How Prince Philip and the Queen met: The story of a royal relationship

The couple got engaged 13 years after their first meeting, writes Olivia Petter

Saturday 20 November 2021 10:41
<p>Posing during their honeymoon in 1947 on Broadlands estate, Hampshire</p>

Posing during their honeymoon in 1947 on Broadlands estate, Hampshire

The Duke of Edinburgh and Queen Elizabeth II were married for 73 years up until Prince Philip’s death on Friday 9 April.

The couple, who first met as children in 1934, would have celebrated their 74th wedding anniversary on Saturday, 20 November.

The Queen and the duke were introduced at the wedding of Prince Philip’s cousin, Princess Marina, to Prince George, Duke of Kent.
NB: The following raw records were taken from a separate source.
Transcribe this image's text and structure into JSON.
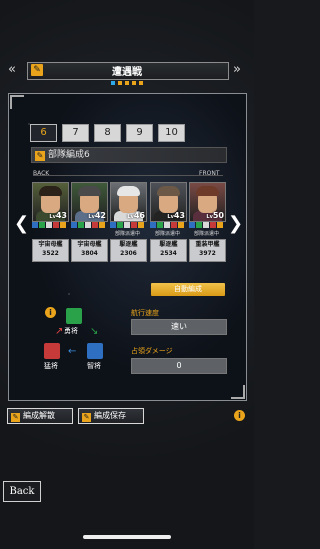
{
  "header": {
    "title": "遭遇戦",
    "left_arrows": "«",
    "right_arrows": "»"
  },
  "page_dots": {
    "count": 5,
    "active_index": 0
  },
  "tabs": [
    "6",
    "7",
    "8",
    "9",
    "10"
  ],
  "active_tab": "6",
  "fleet_name": "部隊編成6",
  "line_labels": {
    "back": "BACK",
    "front": "FRONT"
  },
  "cards": [
    {
      "level": "43",
      "sub": "",
      "ship": "宇宙母艦",
      "power": "3522",
      "hair": "#2b2219",
      "body": "#3b4a2e",
      "bg": "#55603a"
    },
    {
      "level": "42",
      "sub": "",
      "ship": "宇宙母艦",
      "power": "3804",
      "hair": "#4a4a4a",
      "body": "#5b6f8a",
      "bg": "#3f5a3a"
    },
    {
      "level": "46",
      "sub": "部隊派遣中",
      "ship": "駆逐艦",
      "power": "2306",
      "hair": "#e6e6e6",
      "body": "#d9d9d9",
      "bg": "#6b6f74"
    },
    {
      "level": "43",
      "sub": "部隊派遣中",
      "ship": "駆逐艦",
      "power": "2534",
      "hair": "#6b5846",
      "body": "#222222",
      "bg": "#4e5258"
    },
    {
      "level": "50",
      "sub": "部隊派遣中",
      "ship": "重装甲艦",
      "power": "3972",
      "hair": "#6e3b2a",
      "body": "#5a2f3d",
      "bg": "#7a4a45"
    }
  ],
  "level_prefix": "Lv",
  "nav": {
    "prev": "❮",
    "next": "❯"
  },
  "auto_button": "自動編成",
  "triangle": {
    "top": "勇将",
    "left": "猛将",
    "right": "智将"
  },
  "stats": [
    {
      "label": "航行速度",
      "value": "速い"
    },
    {
      "label": "占領ダメージ",
      "value": "0"
    }
  ],
  "bottom": {
    "disband": "編成解散",
    "save": "編成保存"
  },
  "back_button": "Back",
  "info_glyph": "i",
  "edit_glyph": "✎",
  "colors": {
    "accent": "#e9a41b",
    "active_dot": "#2fa8e8"
  }
}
At the time, the Corfu-born Philip was the Prince of Greece and Denmark. He was 13 years old, while the then Princess Elizabeth was aged eight.
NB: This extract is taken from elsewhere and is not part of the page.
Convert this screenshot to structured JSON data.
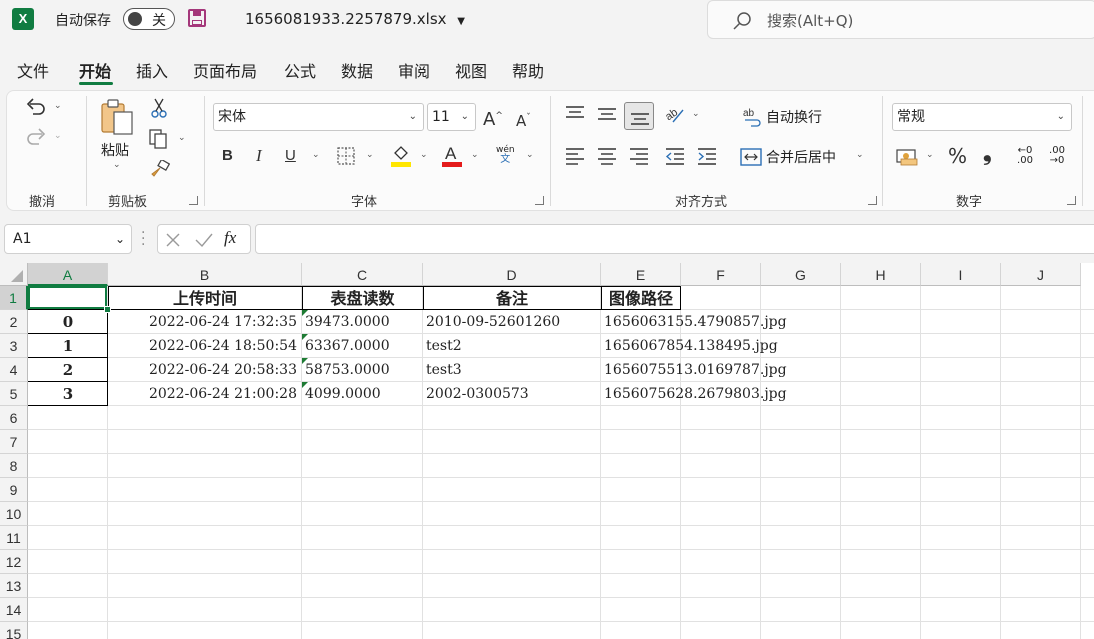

The couple met again five years later in 1939 at Dartmouth Royal Naval College.

According to Elizabeth’s governess, Marion Crawford, the princess was drawn to Philip’s “Viking” good looks. Crawford recalls in her memoir, The Little Princesses, that Philip caused the teenage Elizabeth to turn “pink-faced” when she saw him.

Another person close to Elizabeth who clocked her fondness of Philip early on was Margaret Rhodes, her cousin, who wrote in her autobiography, The Final Curtsey: A Royal Memoir by the Queen’s Cousin, that she “was truly in love from the very beginning”.
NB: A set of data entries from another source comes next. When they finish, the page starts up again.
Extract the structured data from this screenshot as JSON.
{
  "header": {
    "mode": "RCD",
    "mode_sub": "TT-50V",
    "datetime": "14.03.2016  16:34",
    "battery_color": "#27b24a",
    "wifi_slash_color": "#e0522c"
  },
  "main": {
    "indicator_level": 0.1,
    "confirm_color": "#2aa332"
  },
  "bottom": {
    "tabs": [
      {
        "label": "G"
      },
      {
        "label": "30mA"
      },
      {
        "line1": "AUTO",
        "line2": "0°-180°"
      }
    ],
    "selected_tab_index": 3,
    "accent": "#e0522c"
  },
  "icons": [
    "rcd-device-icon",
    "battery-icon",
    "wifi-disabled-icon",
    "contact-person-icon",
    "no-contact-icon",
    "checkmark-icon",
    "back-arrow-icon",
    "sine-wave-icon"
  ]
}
Apparently, Elizabeth’s attraction towards Philip was noted by his uncle, Lord Louis Mountbatten, who described their first meeting as “a great success” in his diary.

After their initial meeting, Elizabeth and Philip began corresponding via letter while he served in the Mediterranean and Pacific Fleets during the Second World War.

When Philip returned, he asked Elizabeth's father, King George VI, for his permission to propose to her.

The couple announced their engagement on 9 July 1947. The ring was made by the jewellers Philip Antrobus using diamonds from a tiara belonging to Philip's mother, Princess Alice of Battenberg.

The wedding took place just four months after their engagement had been announced, with a ceremony at Westminster Abbey on 20 November.

Princess Elizabeth was the 10th member of the royal family to get married at Westminster Abbey, which was also the venue of choice for the Duke and Duchess of Cambridge’s wedding in 2011.

Prior to the wedding, Prince Philip was appointed the Duke of Edinburgh in addition to being conferred with two other titles, Earl of Merioneth and Baron Greenwich of Greenwich in the County of London.

The couple invited 2,000 guests to their wedding ceremony, which was officiated by the Archbishop of Canterbury, Geoffrey Fisher, and the Archbishop of York, Cyril Garbett.

Elizabeth’s dress was designed by Sir Norman Hartnell. The floor-length gown featured floral and star patterns and was inspired by Boticelli's Primavera painting.

Made from duchess satin and decorated with 10,000 seed pearls that had been imported from the US, it also featured a 15ft-long train.

The couple celebrated their 70th wedding anniversary, which marked their platinum anniversary, in 2017.

The bells of Westminster Abbey were rung on the day to mark the occasion.

They celebrated with a private dinner with family and friends at Windsor Castle.

Click through the gallery above for the timeline of their royal relationship.

Register for free to continue reading

Registration is a free and easy way to support our truly independent journalism

By registering, you will also enjoy limited access to Premium articles, exclusive newsletters, commenting, and virtual events with our leading journalists

Already have an account? sign in

By clicking ‘Register’ you confirm that your data has been entered correctly and you have read and agree to our Terms of use, Cookie policy and Privacy notice.

This site is protected by reCAPTCHA and the Google Privacy policy and Terms of service apply.

Join our new commenting forum

Join thought-provoking conversations, follow other Independent readers and see their replies


Thank you for registering

Please refresh the page or navigate to another page on the site to be automatically logged inPlease refresh your browser to be logged in